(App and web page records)
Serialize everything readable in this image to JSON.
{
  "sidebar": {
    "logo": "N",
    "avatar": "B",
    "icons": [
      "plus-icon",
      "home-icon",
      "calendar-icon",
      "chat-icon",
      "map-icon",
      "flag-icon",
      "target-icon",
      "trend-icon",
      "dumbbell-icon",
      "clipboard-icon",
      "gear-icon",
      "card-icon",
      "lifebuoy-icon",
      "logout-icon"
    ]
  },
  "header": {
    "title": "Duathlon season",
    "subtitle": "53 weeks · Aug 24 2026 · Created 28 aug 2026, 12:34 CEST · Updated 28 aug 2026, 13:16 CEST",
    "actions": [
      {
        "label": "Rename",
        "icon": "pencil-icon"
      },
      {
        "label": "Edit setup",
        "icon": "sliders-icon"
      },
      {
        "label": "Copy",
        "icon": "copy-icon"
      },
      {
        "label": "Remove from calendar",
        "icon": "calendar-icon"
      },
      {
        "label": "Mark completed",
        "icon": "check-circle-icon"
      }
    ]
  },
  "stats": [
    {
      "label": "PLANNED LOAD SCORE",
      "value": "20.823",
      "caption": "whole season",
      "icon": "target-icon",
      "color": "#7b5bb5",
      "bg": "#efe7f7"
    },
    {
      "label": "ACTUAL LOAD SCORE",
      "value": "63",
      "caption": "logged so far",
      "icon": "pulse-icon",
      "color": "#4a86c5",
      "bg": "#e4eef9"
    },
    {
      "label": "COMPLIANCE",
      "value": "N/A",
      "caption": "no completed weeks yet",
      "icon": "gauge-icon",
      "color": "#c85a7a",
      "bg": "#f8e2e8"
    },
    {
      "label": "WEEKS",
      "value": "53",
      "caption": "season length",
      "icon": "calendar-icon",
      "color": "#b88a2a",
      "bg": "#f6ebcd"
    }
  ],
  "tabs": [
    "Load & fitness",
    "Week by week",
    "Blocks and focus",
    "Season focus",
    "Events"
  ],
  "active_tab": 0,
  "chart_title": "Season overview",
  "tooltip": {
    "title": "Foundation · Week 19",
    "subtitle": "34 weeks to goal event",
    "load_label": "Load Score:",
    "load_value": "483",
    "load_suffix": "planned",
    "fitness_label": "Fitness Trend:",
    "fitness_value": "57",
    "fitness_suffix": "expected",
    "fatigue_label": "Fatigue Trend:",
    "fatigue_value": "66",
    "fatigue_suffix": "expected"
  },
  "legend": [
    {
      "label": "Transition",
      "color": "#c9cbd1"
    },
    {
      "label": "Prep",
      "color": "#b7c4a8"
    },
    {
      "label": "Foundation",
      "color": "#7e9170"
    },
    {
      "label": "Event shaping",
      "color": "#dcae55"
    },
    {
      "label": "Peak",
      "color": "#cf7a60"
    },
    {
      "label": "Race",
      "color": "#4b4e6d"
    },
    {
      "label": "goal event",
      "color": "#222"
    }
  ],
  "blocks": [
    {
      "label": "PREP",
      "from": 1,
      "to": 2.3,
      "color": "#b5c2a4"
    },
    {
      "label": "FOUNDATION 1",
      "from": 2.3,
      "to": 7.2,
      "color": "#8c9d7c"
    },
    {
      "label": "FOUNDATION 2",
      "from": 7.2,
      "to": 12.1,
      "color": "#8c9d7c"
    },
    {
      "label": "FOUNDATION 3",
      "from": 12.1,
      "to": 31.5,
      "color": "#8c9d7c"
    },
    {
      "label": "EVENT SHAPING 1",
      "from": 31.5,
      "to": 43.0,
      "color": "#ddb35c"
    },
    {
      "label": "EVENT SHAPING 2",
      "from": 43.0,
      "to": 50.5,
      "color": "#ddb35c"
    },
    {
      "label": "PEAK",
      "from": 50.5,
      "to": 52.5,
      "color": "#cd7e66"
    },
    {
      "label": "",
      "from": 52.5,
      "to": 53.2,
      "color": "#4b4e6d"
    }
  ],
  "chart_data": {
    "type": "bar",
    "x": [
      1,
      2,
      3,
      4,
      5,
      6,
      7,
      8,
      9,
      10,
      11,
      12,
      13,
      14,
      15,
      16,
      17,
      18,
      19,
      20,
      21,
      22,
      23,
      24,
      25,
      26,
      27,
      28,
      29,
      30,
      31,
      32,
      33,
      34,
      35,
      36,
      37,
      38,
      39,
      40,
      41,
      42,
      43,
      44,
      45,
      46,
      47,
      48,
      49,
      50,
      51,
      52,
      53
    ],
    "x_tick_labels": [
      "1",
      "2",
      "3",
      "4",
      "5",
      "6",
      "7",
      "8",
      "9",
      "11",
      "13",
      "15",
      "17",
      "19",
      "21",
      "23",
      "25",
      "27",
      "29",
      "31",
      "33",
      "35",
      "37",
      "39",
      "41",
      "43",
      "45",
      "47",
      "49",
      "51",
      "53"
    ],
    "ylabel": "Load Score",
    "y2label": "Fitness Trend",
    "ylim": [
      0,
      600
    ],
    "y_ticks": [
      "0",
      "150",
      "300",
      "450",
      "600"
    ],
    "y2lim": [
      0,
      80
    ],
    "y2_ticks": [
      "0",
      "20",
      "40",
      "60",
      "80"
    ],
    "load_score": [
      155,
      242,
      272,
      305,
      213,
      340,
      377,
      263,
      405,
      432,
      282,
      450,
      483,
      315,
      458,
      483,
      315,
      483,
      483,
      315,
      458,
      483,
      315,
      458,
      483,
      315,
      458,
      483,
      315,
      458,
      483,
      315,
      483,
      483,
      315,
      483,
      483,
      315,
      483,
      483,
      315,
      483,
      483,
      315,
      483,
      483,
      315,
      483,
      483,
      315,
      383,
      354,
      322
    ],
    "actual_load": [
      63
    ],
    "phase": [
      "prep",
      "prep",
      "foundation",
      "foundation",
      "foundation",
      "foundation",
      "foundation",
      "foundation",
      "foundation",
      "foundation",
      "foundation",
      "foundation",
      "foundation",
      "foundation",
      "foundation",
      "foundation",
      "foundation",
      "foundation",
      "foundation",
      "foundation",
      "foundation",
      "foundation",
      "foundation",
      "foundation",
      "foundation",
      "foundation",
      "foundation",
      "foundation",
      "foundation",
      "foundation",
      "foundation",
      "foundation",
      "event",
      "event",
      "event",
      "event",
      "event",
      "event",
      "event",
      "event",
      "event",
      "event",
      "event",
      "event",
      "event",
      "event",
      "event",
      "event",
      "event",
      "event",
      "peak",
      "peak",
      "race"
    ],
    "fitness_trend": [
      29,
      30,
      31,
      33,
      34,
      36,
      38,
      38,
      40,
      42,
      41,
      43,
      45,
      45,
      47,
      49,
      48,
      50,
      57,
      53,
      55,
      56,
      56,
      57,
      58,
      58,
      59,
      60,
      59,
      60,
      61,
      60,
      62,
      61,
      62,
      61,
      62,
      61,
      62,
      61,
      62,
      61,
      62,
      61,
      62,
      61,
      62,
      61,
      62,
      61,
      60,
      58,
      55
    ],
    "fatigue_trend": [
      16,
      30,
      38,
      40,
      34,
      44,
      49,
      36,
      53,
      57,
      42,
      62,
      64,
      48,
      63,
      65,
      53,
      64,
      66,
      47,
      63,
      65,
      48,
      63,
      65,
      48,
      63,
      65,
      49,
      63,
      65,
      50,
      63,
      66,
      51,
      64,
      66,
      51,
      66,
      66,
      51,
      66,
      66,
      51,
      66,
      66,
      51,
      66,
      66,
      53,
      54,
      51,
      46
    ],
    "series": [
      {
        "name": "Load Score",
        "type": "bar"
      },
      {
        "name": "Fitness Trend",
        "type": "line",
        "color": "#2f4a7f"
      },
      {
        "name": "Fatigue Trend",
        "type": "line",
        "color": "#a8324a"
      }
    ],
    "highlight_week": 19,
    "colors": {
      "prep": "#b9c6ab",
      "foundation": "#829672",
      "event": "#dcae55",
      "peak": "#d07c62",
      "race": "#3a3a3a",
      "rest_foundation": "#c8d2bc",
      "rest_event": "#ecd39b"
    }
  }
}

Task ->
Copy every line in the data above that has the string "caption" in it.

Worked solution ->
      "caption": "whole season",
      "caption": "logged so far",
      "caption": "no completed weeks yet",
      "caption": "season length",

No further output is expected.